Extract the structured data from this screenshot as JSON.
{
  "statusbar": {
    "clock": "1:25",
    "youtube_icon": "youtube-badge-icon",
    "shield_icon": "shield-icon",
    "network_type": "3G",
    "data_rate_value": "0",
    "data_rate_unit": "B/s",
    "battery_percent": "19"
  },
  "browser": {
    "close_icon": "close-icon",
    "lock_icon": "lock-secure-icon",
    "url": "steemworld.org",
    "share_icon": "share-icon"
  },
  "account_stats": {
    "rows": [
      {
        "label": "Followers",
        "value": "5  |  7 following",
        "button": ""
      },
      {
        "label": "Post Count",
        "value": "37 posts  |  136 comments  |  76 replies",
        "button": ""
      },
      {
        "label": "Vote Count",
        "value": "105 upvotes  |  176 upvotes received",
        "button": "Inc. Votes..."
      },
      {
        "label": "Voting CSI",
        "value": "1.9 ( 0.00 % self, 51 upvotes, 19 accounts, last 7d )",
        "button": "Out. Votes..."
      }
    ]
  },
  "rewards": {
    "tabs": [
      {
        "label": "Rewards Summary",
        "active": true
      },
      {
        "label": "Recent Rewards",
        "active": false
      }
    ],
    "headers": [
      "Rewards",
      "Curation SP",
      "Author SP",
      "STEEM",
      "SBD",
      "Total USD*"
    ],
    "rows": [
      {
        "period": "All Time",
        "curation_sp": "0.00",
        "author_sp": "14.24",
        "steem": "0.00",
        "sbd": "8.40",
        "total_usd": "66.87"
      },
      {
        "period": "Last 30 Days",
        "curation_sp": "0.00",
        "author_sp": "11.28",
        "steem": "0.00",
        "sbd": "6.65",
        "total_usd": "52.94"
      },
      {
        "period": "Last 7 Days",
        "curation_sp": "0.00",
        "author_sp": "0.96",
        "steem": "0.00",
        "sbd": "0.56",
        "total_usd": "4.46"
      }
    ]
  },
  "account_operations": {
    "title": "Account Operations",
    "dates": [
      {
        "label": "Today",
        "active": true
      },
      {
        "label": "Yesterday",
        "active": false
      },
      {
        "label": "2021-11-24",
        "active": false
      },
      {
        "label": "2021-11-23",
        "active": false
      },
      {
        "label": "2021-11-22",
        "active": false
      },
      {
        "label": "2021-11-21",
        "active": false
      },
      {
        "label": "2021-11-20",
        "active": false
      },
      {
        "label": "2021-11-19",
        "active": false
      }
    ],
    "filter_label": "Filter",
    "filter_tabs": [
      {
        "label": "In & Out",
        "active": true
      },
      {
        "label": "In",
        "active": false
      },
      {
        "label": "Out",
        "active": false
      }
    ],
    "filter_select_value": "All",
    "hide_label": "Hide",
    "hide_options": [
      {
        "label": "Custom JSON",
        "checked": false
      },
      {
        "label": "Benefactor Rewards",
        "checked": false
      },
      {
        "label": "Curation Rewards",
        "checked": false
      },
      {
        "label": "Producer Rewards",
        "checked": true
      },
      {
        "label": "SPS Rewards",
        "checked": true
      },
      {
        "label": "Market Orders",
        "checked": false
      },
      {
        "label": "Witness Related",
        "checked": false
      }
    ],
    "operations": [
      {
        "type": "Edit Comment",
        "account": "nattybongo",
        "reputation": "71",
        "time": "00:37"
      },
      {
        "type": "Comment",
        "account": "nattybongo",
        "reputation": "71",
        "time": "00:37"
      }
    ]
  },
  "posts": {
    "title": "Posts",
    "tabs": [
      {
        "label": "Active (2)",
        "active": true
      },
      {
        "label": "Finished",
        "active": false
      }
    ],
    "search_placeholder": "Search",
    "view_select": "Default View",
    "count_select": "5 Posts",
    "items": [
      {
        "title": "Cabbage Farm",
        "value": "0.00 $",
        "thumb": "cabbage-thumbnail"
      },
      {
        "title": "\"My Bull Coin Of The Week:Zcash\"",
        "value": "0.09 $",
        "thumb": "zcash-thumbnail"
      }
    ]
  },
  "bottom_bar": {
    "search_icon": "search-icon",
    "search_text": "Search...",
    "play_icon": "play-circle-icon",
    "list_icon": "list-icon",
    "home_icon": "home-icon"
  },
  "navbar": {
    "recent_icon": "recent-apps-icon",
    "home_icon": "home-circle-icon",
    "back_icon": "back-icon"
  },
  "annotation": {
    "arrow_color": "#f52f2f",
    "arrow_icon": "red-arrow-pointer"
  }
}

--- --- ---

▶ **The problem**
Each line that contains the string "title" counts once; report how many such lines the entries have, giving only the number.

▶ **Response area**
4